#### [Task data]

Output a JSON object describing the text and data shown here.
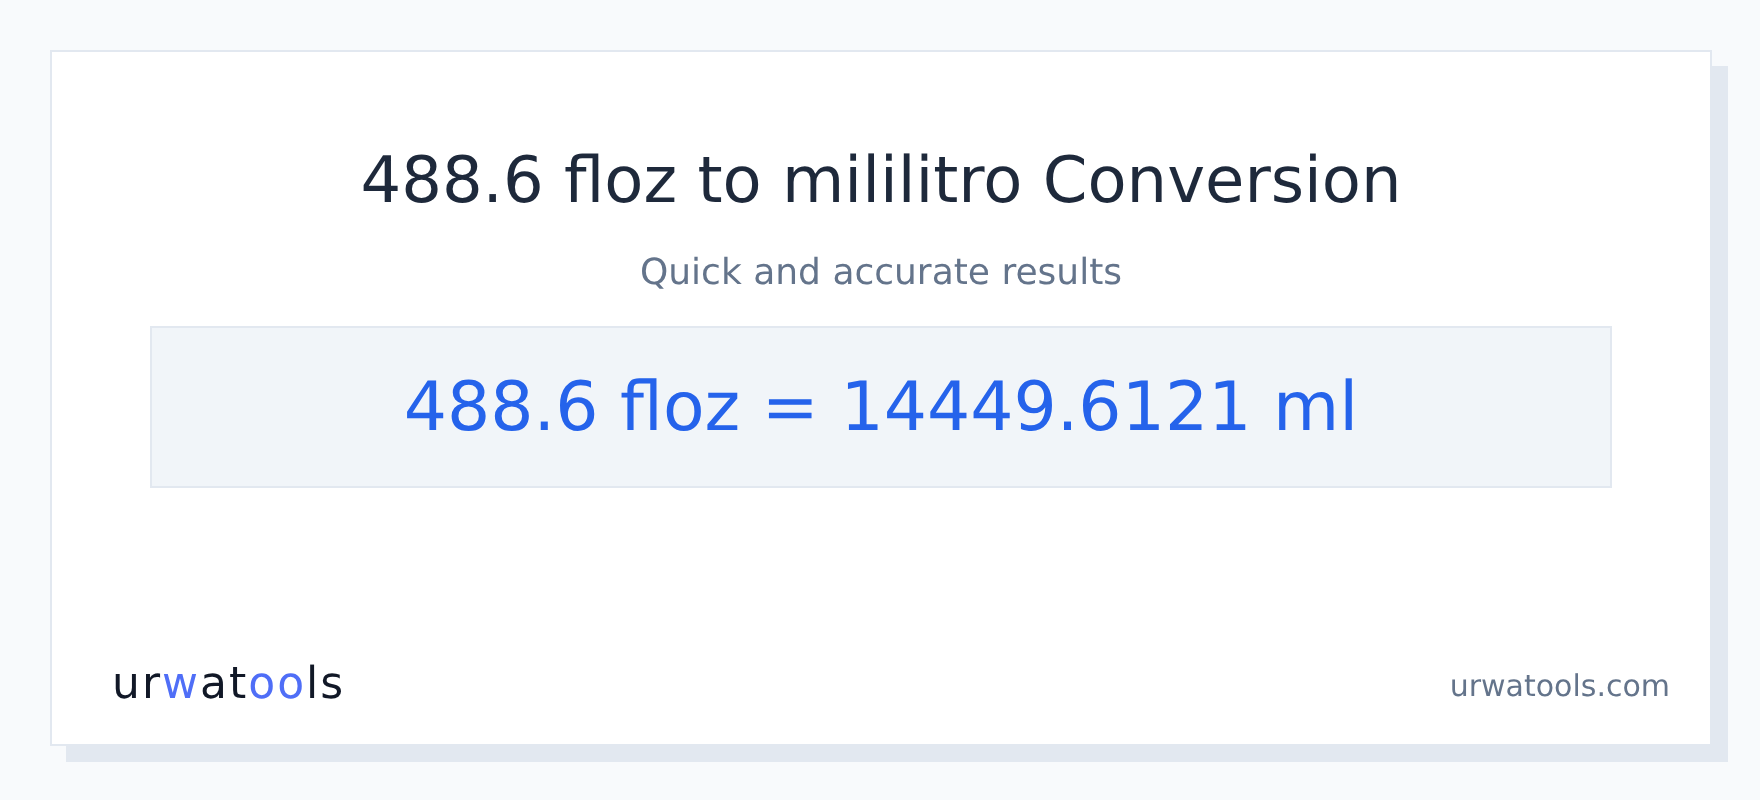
{
  "title": "488.6 floz to mililitro Conversion",
  "subtitle": "Quick and accurate results",
  "result": "488.6 floz = 14449.6121 ml",
  "logo": [
    {
      "text": "ur",
      "accent": false
    },
    {
      "text": "w",
      "accent": true
    },
    {
      "text": "at",
      "accent": false
    },
    {
      "text": "oo",
      "accent": true
    },
    {
      "text": "ls",
      "accent": false
    }
  ],
  "site": "urwatools.com"
}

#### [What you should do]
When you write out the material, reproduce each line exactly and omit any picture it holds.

#### [Answer to the problem]
Output a JSON object describing the text and data shown here.
{
  "title": "488.6 floz to mililitro Conversion",
  "subtitle": "Quick and accurate results",
  "result": "488.6 floz = 14449.6121 ml",
  "logo": [
    {
      "text": "ur",
      "accent": false
    },
    {
      "text": "w",
      "accent": true
    },
    {
      "text": "at",
      "accent": false
    },
    {
      "text": "oo",
      "accent": true
    },
    {
      "text": "ls",
      "accent": false
    }
  ],
  "site": "urwatools.com"
}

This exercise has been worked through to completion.